• [Action item]: An exact retyping of every record is required.
(Task material Opens)
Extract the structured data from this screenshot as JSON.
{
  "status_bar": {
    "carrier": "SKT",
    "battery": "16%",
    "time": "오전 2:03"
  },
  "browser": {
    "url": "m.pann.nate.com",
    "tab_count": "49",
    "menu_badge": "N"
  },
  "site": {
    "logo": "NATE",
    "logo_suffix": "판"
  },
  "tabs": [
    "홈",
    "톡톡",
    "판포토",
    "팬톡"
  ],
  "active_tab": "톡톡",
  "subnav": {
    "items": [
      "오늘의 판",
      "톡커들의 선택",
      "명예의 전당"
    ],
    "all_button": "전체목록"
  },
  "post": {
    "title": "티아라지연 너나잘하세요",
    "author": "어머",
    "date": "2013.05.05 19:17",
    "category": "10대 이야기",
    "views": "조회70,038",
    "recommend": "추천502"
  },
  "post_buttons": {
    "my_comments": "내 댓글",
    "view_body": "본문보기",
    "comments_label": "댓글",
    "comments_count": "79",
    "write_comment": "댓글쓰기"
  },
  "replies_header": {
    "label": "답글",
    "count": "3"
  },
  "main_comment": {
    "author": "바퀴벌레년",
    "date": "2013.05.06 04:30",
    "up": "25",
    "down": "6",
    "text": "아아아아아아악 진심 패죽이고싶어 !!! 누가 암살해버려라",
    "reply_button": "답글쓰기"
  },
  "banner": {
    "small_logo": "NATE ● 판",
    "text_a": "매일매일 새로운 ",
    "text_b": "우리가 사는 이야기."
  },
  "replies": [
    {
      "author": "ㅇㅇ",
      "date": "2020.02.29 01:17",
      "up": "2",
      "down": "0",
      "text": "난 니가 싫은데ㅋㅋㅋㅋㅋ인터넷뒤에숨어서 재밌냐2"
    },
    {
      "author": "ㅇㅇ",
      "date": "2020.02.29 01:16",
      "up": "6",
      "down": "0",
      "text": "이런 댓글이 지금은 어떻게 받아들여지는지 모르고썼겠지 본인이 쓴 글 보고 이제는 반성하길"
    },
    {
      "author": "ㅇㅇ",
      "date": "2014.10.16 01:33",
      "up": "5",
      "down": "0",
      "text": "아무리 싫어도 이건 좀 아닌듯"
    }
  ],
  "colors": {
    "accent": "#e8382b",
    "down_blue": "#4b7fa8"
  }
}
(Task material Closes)
• [Result of the exercise]:
Extract the structured data from this screenshot as JSON.
{
  "status_bar": {
    "carrier": "SKT",
    "battery": "16%",
    "time": "오전 2:03"
  },
  "browser": {
    "url": "m.pann.nate.com",
    "tab_count": "49",
    "menu_badge": "N"
  },
  "site": {
    "logo": "NATE",
    "logo_suffix": "판"
  },
  "tabs": [
    "홈",
    "톡톡",
    "판포토",
    "팬톡"
  ],
  "active_tab": "톡톡",
  "subnav": {
    "items": [
      "오늘의 판",
      "톡커들의 선택",
      "명예의 전당"
    ],
    "all_button": "전체목록"
  },
  "post": {
    "title": "티아라지연 너나잘하세요",
    "author": "어머",
    "date": "2013.05.05 19:17",
    "category": "10대 이야기",
    "views": "조회70,038",
    "recommend": "추천502"
  },
  "post_buttons": {
    "my_comments": "내 댓글",
    "view_body": "본문보기",
    "comments_label": "댓글",
    "comments_count": "79",
    "write_comment": "댓글쓰기"
  },
  "replies_header": {
    "label": "답글",
    "count": "3"
  },
  "main_comment": {
    "author": "바퀴벌레년",
    "date": "2013.05.06 04:30",
    "up": "25",
    "down": "6",
    "text": "아아아아아아악 진심 패죽이고싶어 !!! 누가 암살해버려라",
    "reply_button": "답글쓰기"
  },
  "banner": {
    "small_logo": "NATE ● 판",
    "text_a": "매일매일 새로운 ",
    "text_b": "우리가 사는 이야기."
  },
  "replies": [
    {
      "author": "ㅇㅇ",
      "date": "2020.02.29 01:17",
      "up": "2",
      "down": "0",
      "text": "난 니가 싫은데ㅋㅋㅋㅋㅋ인터넷뒤에숨어서 재밌냐2"
    },
    {
      "author": "ㅇㅇ",
      "date": "2020.02.29 01:16",
      "up": "6",
      "down": "0",
      "text": "이런 댓글이 지금은 어떻게 받아들여지는지 모르고썼겠지 본인이 쓴 글 보고 이제는 반성하길"
    },
    {
      "author": "ㅇㅇ",
      "date": "2014.10.16 01:33",
      "up": "5",
      "down": "0",
      "text": "아무리 싫어도 이건 좀 아닌듯"
    }
  ],
  "colors": {
    "accent": "#e8382b",
    "down_blue": "#4b7fa8"
  }
}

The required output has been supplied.